One of the greatest, and sometimes most difficult, parts of yoga practice is allowing yourself to be completely open and vulnerable. We grow accustomed to holding in the parts of us that are hurting, or stressed, or angry, and it takes a certain strength to be able to open up and take those things off your shoulders, even if only for an hour-long class. But believe me – vulnerability in yoga is completely worth it.
I was always an incredibly open person emotionally, and a few years ago, it caught up with me. For a while, I would swing between talking about my life and personal experiences to everyone I met (and I do mean everyone), to being a complete shut-in and having walls up around every corner of myself. I’ve mostly found a nice balance now, and a good part of that balance has come from practicing yoga.
One of the things that has truly stood out to me at Sanctuary Yoga is the fact that at the beginning of almost every class I’ve attended, the teacher will ask each person in the room to mention any pain or tension they’re experiencing in their bodies.

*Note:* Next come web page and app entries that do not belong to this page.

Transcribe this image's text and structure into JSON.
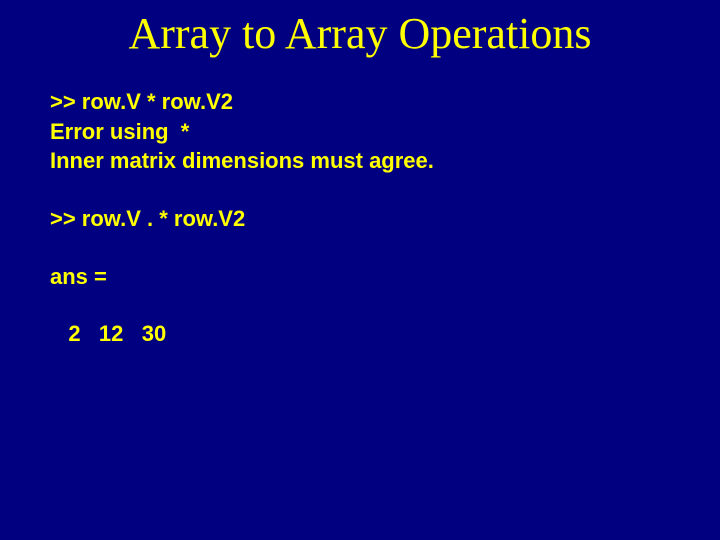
{
  "title": "Array to Array Operations",
  "lines": {
    "l1": ">> row.V * row.V2",
    "l2": "Error using  *",
    "l3": "Inner matrix dimensions must agree.",
    "l4": ">> row.V . * row.V2",
    "l5": "ans =",
    "l6": "   2   12   30"
  }
}
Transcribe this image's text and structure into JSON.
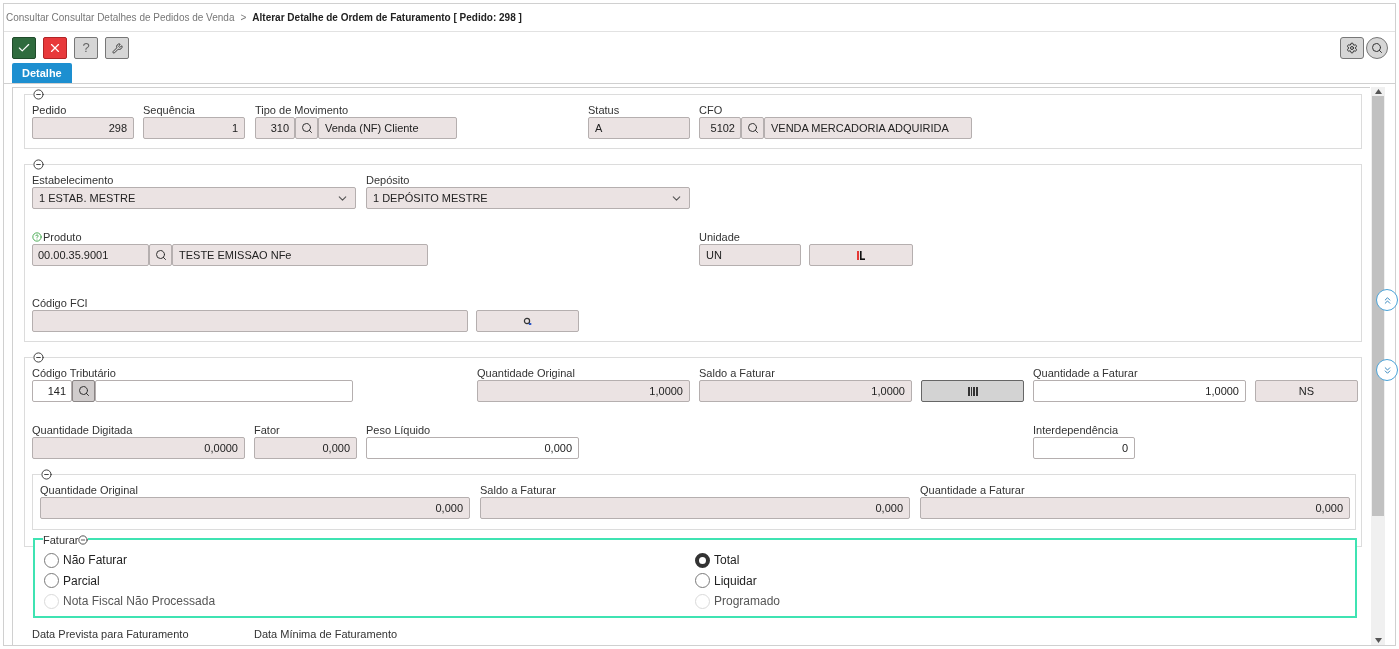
{
  "breadcrumb": {
    "parent": "Consultar Consultar Detalhes de Pedidos de Venda",
    "separator": ">",
    "current": "Alterar Detalhe de Ordem de Faturamento [ Pedido: 298 ]"
  },
  "toolbar": [
    {
      "kind": "confirm"
    },
    {
      "kind": "cancel"
    },
    {
      "kind": "help",
      "label": "?"
    },
    {
      "kind": "tools"
    }
  ],
  "toolbar_right": [
    {
      "kind": "settings"
    },
    {
      "kind": "search"
    }
  ],
  "tabs": [
    {
      "label": "Detalhe",
      "selected": true
    }
  ],
  "sections": [
    {
      "rows": [
        [
          {
            "kind": "text",
            "label": "Pedido",
            "value": "298",
            "editable": false
          },
          {
            "kind": "text",
            "label": "Sequência",
            "value": "1",
            "editable": false
          },
          {
            "kind": "lookup",
            "label": "Tipo de Movimento",
            "code": "310",
            "description": "Venda (NF) Cliente",
            "editable": false
          },
          {
            "kind": "text",
            "label": "Status",
            "value": "A",
            "editable": false
          },
          {
            "kind": "lookup",
            "label": "CFO",
            "code": "5102",
            "description": "VENDA MERCADORIA ADQUIRIDA",
            "editable": false
          }
        ]
      ]
    },
    {
      "rows": [
        [
          {
            "kind": "select",
            "label": "Estabelecimento",
            "value": "1 ESTAB. MESTRE"
          },
          {
            "kind": "select",
            "label": "Depósito",
            "value": "1 DEPÓSITO MESTRE"
          }
        ],
        [
          {
            "kind": "lookup",
            "label": "Produto",
            "help": true,
            "code": "00.00.35.9001",
            "description": "TESTE EMISSAO  NFe",
            "editable": false
          },
          {
            "kind": "text",
            "label": "Unidade",
            "value": "UN",
            "editable": false
          },
          {
            "kind": "unit_button"
          }
        ],
        [
          {
            "kind": "text",
            "label": "Código FCI",
            "editable": false
          },
          {
            "kind": "fci_button"
          }
        ]
      ]
    },
    {
      "rows": [
        [
          {
            "kind": "lookup",
            "label": "Código Tributário",
            "code": "141",
            "editable": true
          },
          {
            "kind": "text",
            "label": "Quantidade Original",
            "value": "1,0000",
            "editable": false
          },
          {
            "kind": "text",
            "label": "Saldo a Faturar",
            "value": "1,0000",
            "editable": false
          },
          {
            "kind": "bars_button"
          },
          {
            "kind": "text",
            "label": "Quantidade a Faturar",
            "value": "1,0000",
            "editable": true
          },
          {
            "kind": "text_button",
            "value": "NS"
          }
        ],
        [
          {
            "kind": "text",
            "label": "Quantidade Digitada",
            "value": "0,0000",
            "editable": false
          },
          {
            "kind": "text",
            "label": "Fator",
            "value": "0,000",
            "editable": false
          },
          {
            "kind": "text",
            "label": "Peso Líquido",
            "value": "0,000",
            "editable": true
          },
          {
            "kind": "text",
            "label": "Interdependência",
            "value": "0",
            "editable": true
          }
        ]
      ],
      "subsection": [
        {
          "kind": "text",
          "label": "Quantidade Original",
          "value": "0,000",
          "editable": false
        },
        {
          "kind": "text",
          "label": "Saldo a Faturar",
          "value": "0,000",
          "editable": false
        },
        {
          "kind": "text",
          "label": "Quantidade a Faturar",
          "value": "0,000",
          "editable": false
        }
      ]
    }
  ],
  "faturar": {
    "legend": "Faturar",
    "columns": [
      [
        {
          "label": "Não Faturar",
          "selected": false,
          "disabled": false
        },
        {
          "label": "Parcial",
          "selected": false,
          "disabled": false
        },
        {
          "label": "Nota Fiscal Não Processada",
          "selected": false,
          "disabled": true
        }
      ],
      [
        {
          "label": "Total",
          "selected": true,
          "disabled": false
        },
        {
          "label": "Liquidar",
          "selected": false,
          "disabled": false
        },
        {
          "label": "Programado",
          "selected": false,
          "disabled": true
        }
      ]
    ]
  },
  "dates": [
    {
      "label": "Data Prevista para Faturamento"
    },
    {
      "label": "Data Mínima de Faturamento"
    }
  ]
}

Many people say they’re fine (although, some say so through clenched teeth!), but most will mention a sore back, work stress, tight quads, overwhelmed brains, cramped hips, or any other thing they’re experiencing. This honesty within the soft, sweet, safe bubble that is Sanctuary has been the main quality that brings me to that mat over and over again.
So maybe you’re not going through an existential crisis, but I do think that anyone can benefit from opening up a little bit in yoga. The physicality of literally opening your chest or your back or shoulders in certain poses can and will directly impact your mentality. I encourage you all to leave your egos and shyness at the door, and allow yourself to feel whatever it is you need to feel – I had my first “angry” yoga experience a few weeks ago, and as luck would have it (or, more likely, a very intuitive instructor), we were encouraged to just yell and let it all out over a few breaths in Downward-Facing Dog.
Trust yourself. Trust your teachers. Trust the practice. Now, go out there and feel.